Most of all, you, the perfect applicant, can demonstrate the soft skills that so many struggle with. Soft skills are often overlooked, even at interview, where pressures of time and a formulaic approach can depersonalise candidates to their detriment.
What are soft skills?
For me they are the ability to engage with people from all walks of life, an open and friendly personality which is valid whether these people are colleagues or customers, Lords or layabouts. Soft skills help you appreciate and meet the expectations of both your employer and your customers. This can be acquired - retail work, hospitality industry, community projects, care homes and volunteering, all provide opportunities for you to develop and hone these skills.
Your role as a Countryside Ranger may be somewhere from the mountain tops, to the seashore; from remote and isolated, to urban and populous.
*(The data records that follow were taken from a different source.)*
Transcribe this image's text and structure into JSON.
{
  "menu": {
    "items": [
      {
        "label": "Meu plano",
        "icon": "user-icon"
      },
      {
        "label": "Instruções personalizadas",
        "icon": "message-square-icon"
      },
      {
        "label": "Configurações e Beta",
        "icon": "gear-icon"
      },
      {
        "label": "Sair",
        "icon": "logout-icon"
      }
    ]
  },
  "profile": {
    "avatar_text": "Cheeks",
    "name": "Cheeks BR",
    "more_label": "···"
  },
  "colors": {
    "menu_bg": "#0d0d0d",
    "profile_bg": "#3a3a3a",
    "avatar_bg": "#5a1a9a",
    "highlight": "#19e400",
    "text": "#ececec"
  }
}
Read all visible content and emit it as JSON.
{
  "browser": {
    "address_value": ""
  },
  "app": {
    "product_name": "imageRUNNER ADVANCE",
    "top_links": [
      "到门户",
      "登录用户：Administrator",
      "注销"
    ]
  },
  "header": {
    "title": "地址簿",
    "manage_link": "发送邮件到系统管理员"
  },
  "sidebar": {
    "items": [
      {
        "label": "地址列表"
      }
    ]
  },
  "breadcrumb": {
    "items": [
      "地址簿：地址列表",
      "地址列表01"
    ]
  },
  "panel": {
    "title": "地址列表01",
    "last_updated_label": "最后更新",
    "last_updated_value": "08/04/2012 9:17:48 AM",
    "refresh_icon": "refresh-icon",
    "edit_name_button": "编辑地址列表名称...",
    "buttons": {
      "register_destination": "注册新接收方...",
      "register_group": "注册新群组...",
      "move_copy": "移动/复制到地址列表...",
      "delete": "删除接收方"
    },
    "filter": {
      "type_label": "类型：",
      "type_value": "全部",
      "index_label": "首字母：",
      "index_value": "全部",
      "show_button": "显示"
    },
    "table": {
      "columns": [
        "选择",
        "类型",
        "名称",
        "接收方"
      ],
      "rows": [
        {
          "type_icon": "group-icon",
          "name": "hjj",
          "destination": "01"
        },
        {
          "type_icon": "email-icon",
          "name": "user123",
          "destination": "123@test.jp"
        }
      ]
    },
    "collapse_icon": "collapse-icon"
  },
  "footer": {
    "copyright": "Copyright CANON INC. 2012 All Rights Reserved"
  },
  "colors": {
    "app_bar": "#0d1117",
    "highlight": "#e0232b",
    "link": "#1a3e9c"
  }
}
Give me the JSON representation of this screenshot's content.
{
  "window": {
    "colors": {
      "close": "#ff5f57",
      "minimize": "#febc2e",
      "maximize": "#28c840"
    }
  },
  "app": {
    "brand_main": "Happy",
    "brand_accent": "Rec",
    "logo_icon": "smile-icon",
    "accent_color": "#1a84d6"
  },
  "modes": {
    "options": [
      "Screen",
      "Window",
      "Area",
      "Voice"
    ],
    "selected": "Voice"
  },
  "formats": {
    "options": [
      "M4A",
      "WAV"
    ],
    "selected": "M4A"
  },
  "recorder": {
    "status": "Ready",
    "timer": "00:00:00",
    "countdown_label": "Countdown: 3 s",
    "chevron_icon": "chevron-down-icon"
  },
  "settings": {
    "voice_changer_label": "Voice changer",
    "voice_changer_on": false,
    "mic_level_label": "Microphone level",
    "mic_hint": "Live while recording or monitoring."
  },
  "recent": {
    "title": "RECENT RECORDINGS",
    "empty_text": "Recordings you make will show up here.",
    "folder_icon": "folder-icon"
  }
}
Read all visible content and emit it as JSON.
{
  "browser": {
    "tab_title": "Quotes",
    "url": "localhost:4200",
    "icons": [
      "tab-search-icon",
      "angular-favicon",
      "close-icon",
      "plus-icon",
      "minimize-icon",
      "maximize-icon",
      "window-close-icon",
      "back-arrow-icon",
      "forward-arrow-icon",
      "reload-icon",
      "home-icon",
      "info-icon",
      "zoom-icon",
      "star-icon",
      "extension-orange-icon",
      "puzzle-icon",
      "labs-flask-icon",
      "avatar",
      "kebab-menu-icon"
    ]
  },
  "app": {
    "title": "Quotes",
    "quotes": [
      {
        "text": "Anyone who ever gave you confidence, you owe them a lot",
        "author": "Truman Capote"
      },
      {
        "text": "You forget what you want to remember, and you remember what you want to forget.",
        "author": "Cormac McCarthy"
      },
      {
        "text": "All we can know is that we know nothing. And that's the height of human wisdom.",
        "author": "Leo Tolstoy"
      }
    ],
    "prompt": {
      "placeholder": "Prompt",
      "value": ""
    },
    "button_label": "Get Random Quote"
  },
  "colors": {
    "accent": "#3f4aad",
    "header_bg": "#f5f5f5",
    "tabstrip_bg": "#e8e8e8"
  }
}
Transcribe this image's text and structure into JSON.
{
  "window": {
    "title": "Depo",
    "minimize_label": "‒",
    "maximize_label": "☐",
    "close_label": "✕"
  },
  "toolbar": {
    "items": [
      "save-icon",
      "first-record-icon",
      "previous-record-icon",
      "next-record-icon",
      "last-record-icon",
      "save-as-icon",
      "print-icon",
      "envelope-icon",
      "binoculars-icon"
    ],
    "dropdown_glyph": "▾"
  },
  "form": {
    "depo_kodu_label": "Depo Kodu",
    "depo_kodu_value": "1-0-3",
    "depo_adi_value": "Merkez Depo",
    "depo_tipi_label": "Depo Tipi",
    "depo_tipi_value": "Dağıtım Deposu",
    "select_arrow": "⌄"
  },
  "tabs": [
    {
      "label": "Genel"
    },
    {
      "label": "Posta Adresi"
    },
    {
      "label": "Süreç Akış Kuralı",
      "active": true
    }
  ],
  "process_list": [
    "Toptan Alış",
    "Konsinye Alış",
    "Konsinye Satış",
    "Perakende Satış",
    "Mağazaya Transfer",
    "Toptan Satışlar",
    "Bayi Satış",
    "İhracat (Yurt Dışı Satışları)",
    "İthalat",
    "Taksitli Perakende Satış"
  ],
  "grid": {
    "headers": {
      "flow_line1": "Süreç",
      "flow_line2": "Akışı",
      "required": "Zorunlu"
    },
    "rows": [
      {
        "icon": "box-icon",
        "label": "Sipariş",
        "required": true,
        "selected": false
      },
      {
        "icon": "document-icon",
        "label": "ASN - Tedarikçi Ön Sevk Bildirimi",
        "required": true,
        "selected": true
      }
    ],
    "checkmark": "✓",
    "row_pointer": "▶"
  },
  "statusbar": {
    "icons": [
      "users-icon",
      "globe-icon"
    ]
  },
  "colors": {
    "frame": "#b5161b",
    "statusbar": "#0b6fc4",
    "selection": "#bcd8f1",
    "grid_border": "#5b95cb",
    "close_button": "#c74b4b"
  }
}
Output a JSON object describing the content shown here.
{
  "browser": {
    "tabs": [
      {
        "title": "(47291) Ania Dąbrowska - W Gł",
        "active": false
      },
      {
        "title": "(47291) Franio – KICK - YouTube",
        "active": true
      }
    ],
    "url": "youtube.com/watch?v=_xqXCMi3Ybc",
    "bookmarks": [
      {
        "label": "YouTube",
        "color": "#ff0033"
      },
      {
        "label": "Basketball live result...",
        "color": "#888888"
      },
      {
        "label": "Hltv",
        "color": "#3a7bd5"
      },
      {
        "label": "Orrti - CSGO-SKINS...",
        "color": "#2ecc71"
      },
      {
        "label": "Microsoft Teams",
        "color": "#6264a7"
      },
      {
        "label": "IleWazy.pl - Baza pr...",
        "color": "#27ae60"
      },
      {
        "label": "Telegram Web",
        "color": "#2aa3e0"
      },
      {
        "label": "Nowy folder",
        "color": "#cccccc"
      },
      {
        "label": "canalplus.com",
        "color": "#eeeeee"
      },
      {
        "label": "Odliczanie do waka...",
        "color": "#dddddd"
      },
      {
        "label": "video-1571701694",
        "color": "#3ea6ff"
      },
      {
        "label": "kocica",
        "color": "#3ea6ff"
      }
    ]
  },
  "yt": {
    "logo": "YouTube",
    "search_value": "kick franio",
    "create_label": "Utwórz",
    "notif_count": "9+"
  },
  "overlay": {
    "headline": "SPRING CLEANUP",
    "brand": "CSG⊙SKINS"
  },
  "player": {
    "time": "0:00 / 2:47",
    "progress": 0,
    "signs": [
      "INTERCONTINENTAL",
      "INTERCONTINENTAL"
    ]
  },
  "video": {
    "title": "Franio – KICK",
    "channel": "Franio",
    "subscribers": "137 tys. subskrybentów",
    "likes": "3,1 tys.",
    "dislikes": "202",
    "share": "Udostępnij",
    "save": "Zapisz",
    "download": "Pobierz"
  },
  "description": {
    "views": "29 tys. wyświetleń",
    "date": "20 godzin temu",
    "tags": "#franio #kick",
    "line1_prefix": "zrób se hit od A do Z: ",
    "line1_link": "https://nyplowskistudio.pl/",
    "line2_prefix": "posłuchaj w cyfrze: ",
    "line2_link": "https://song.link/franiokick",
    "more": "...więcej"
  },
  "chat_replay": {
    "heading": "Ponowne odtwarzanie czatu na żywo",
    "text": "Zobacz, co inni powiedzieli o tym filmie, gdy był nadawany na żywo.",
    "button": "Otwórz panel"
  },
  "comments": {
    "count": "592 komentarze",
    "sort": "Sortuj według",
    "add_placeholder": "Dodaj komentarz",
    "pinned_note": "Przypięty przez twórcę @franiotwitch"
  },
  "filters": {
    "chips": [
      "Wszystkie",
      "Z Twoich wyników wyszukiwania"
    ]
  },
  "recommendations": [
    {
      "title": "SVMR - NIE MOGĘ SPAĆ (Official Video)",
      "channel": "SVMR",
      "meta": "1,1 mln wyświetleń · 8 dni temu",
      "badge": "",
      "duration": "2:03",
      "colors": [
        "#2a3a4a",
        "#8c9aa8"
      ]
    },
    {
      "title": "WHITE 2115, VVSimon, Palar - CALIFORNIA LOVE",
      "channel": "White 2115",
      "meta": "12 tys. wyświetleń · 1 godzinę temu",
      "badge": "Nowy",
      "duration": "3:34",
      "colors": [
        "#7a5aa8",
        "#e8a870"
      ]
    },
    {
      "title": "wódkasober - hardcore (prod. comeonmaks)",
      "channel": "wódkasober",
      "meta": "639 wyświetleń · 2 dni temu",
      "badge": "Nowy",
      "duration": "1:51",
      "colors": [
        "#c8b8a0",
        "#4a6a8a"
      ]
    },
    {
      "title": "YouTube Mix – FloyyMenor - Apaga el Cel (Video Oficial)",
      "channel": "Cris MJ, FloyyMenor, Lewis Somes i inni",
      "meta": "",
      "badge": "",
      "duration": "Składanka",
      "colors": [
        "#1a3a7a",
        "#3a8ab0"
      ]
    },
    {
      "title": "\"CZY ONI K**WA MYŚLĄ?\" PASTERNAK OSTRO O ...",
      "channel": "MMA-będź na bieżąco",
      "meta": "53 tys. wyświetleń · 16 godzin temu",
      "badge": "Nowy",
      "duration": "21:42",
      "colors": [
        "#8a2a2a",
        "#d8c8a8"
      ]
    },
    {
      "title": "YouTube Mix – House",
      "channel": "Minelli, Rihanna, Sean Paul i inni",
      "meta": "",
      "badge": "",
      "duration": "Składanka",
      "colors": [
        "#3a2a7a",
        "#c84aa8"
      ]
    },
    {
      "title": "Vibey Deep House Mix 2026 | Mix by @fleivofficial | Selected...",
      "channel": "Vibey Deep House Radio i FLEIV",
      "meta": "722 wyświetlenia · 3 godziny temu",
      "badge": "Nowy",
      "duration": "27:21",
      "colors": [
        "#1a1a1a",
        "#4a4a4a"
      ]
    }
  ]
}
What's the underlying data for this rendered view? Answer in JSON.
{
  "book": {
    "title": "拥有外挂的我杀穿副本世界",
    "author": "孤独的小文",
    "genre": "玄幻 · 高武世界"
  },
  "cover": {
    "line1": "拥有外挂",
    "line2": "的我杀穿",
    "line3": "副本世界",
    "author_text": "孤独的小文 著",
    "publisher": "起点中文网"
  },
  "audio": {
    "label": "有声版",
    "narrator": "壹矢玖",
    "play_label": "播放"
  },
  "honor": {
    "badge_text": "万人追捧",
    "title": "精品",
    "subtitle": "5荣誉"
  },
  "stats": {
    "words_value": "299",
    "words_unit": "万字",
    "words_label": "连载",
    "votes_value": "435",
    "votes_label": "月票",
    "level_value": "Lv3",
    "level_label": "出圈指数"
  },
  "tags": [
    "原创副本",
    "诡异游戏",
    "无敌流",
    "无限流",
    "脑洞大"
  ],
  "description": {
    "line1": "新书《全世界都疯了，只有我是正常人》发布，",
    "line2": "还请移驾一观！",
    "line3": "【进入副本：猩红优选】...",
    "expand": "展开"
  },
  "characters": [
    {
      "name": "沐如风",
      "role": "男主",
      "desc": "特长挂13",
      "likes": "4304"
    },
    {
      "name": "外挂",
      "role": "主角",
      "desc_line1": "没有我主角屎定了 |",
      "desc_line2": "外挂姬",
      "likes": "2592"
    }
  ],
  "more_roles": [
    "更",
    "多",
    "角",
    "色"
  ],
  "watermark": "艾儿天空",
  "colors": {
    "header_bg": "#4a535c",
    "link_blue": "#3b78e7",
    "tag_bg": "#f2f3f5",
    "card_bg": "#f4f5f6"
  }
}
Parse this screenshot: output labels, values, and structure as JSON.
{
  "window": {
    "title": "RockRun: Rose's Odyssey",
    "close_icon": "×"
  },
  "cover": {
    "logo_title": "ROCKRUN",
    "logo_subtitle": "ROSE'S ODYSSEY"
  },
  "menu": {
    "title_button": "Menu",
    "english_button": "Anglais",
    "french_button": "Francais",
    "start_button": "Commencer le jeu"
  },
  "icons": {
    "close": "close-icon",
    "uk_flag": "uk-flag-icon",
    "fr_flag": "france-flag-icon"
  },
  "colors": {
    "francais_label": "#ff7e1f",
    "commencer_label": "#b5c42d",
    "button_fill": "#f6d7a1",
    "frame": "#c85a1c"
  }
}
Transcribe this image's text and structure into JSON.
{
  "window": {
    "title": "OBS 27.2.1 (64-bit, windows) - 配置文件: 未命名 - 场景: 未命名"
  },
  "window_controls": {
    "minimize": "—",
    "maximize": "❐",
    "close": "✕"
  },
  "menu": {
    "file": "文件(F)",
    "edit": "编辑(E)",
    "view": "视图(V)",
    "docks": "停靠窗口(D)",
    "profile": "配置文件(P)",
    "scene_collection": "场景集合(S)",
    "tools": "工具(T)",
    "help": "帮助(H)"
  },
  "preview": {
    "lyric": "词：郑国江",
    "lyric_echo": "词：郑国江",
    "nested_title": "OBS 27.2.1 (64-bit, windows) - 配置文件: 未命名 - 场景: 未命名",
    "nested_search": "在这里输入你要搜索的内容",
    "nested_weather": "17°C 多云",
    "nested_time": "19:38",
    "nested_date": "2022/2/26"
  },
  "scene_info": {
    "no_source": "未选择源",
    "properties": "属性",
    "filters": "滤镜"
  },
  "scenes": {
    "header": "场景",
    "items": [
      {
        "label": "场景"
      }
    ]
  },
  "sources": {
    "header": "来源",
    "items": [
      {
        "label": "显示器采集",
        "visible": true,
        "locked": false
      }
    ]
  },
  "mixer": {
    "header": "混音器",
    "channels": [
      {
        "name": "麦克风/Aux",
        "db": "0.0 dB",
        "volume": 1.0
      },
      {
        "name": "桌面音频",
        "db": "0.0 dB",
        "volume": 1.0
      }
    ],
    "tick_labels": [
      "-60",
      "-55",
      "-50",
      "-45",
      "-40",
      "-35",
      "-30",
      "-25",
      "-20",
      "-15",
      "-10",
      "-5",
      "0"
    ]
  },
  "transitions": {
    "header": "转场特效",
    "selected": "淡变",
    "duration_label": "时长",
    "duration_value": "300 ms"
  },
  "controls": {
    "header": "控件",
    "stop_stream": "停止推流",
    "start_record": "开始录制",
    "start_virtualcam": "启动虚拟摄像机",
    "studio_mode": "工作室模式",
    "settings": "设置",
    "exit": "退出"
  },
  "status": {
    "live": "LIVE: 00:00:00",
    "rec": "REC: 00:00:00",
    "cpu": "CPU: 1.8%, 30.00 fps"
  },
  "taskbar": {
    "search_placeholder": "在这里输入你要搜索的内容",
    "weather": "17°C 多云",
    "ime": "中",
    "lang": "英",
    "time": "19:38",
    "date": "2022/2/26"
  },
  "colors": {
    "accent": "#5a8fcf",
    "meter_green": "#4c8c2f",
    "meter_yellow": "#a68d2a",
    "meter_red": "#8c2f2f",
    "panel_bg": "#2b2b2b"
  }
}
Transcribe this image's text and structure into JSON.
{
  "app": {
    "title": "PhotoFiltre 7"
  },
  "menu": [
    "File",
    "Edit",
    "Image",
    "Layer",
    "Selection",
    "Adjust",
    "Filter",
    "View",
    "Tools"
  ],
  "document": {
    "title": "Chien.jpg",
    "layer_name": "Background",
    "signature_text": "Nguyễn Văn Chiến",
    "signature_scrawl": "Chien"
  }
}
Wherever you work the quality of your soft skills are a universal essential in the success of your role. Neglect them at your peril.
As a recruiter it is incumbent on you to provide the opportunity for the applicant to shine. Your own soft skills are essential in achieving that. We’ve all heard of hostile interviewers, cases where point scoring between colleagues relegates the candidate to an unwitting pawn. I can recall an interview I had many years ago where one of the interview panel was doodling on his notepad. I watched as he drew an elaborate gravestone inscribed with “R.I.P.” I didn’t get the job.
Lead by example, set the standard you expect, the perfect applicant will emerge and the challenge of getting through the recruitment process will reward you both handsomely.
Chair, Scottish Countryside Rangers Association, www.scra-online.co.uk
George Potts retired from the post of Senior Countryside Ranger with Dundee City Council in 2016. Throughout his career he recruited Countryside Ranger staff with an annual seasonal intake and for a number of Urban Ranger projects with funding from the Heritage Lottery Fund for a historic park restoration and European funding for community regeneration. George always provided support for staff in these temporary positions to submit successful applications for other jobs. He believes he may have read more than 2000 application forms!!